### WHAT TO PRODUCE
Start at the top line and retype the data exactly through to the end.

# # #

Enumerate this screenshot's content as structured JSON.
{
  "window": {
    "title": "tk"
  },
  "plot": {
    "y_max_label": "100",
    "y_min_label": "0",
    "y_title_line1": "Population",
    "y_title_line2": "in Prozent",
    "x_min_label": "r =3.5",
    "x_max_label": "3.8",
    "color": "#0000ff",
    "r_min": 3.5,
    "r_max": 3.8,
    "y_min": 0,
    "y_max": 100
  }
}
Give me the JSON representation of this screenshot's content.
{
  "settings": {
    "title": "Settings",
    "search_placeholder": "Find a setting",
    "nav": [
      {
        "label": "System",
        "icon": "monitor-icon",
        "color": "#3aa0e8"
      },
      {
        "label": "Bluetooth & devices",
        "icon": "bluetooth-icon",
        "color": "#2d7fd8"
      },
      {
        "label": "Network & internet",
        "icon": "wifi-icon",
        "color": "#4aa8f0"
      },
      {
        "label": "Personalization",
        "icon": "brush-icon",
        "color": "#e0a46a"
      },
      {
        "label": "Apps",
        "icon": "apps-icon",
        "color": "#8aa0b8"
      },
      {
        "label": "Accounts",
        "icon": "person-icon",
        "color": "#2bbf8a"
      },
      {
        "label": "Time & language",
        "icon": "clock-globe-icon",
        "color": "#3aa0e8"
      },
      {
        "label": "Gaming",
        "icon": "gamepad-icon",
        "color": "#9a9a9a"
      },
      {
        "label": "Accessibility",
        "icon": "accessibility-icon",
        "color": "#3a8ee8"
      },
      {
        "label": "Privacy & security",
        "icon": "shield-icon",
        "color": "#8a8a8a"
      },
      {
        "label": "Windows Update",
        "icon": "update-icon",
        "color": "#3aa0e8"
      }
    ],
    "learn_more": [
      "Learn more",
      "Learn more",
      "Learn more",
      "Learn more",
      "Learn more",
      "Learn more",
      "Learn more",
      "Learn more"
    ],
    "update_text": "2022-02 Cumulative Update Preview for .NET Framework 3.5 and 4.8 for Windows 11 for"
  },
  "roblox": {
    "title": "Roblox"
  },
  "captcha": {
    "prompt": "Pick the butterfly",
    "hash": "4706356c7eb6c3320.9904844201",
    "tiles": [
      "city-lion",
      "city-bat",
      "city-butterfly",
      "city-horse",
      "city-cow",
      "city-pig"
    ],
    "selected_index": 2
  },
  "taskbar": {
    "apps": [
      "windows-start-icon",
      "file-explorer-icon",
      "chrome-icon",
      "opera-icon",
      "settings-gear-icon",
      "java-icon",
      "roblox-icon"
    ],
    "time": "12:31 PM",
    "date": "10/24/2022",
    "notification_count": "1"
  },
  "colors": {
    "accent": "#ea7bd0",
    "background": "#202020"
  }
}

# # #

### ANSWER BELOW
Enumerate this screenshot's content as structured JSON.
{
  "window": {
    "title": "tk"
  },
  "plot": {
    "y_max_label": "100",
    "y_min_label": "0",
    "y_title_line1": "Population",
    "y_title_line2": "in Prozent",
    "x_min_label": "r =3.5",
    "x_max_label": "3.8",
    "color": "#0000ff",
    "r_min": 3.5,
    "r_max": 3.8,
    "y_min": 0,
    "y_max": 100
  }
}
Give me the JSON representation of this screenshot's content.
{
  "settings": {
    "title": "Settings",
    "search_placeholder": "Find a setting",
    "nav": [
      {
        "label": "System",
        "icon": "monitor-icon",
        "color": "#3aa0e8"
      },
      {
        "label": "Bluetooth & devices",
        "icon": "bluetooth-icon",
        "color": "#2d7fd8"
      },
      {
        "label": "Network & internet",
        "icon": "wifi-icon",
        "color": "#4aa8f0"
      },
      {
        "label": "Personalization",
        "icon": "brush-icon",
        "color": "#e0a46a"
      },
      {
        "label": "Apps",
        "icon": "apps-icon",
        "color": "#8aa0b8"
      },
      {
        "label": "Accounts",
        "icon": "person-icon",
        "color": "#2bbf8a"
      },
      {
        "label": "Time & language",
        "icon": "clock-globe-icon",
        "color": "#3aa0e8"
      },
      {
        "label": "Gaming",
        "icon": "gamepad-icon",
        "color": "#9a9a9a"
      },
      {
        "label": "Accessibility",
        "icon": "accessibility-icon",
        "color": "#3a8ee8"
      },
      {
        "label": "Privacy & security",
        "icon": "shield-icon",
        "color": "#8a8a8a"
      },
      {
        "label": "Windows Update",
        "icon": "update-icon",
        "color": "#3aa0e8"
      }
    ],
    "learn_more": [
      "Learn more",
      "Learn more",
      "Learn more",
      "Learn more",
      "Learn more",
      "Learn more",
      "Learn more",
      "Learn more"
    ],
    "update_text": "2022-02 Cumulative Update Preview for .NET Framework 3.5 and 4.8 for Windows 11 for"
  },
  "roblox": {
    "title": "Roblox"
  },
  "captcha": {
    "prompt": "Pick the butterfly",
    "hash": "4706356c7eb6c3320.9904844201",
    "tiles": [
      "city-lion",
      "city-bat",
      "city-butterfly",
      "city-horse",
      "city-cow",
      "city-pig"
    ],
    "selected_index": 2
  },
  "taskbar": {
    "apps": [
      "windows-start-icon",
      "file-explorer-icon",
      "chrome-icon",
      "opera-icon",
      "settings-gear-icon",
      "java-icon",
      "roblox-icon"
    ],
    "time": "12:31 PM",
    "date": "10/24/2022",
    "notification_count": "1"
  },
  "colors": {
    "accent": "#ea7bd0",
    "background": "#202020"
  }
}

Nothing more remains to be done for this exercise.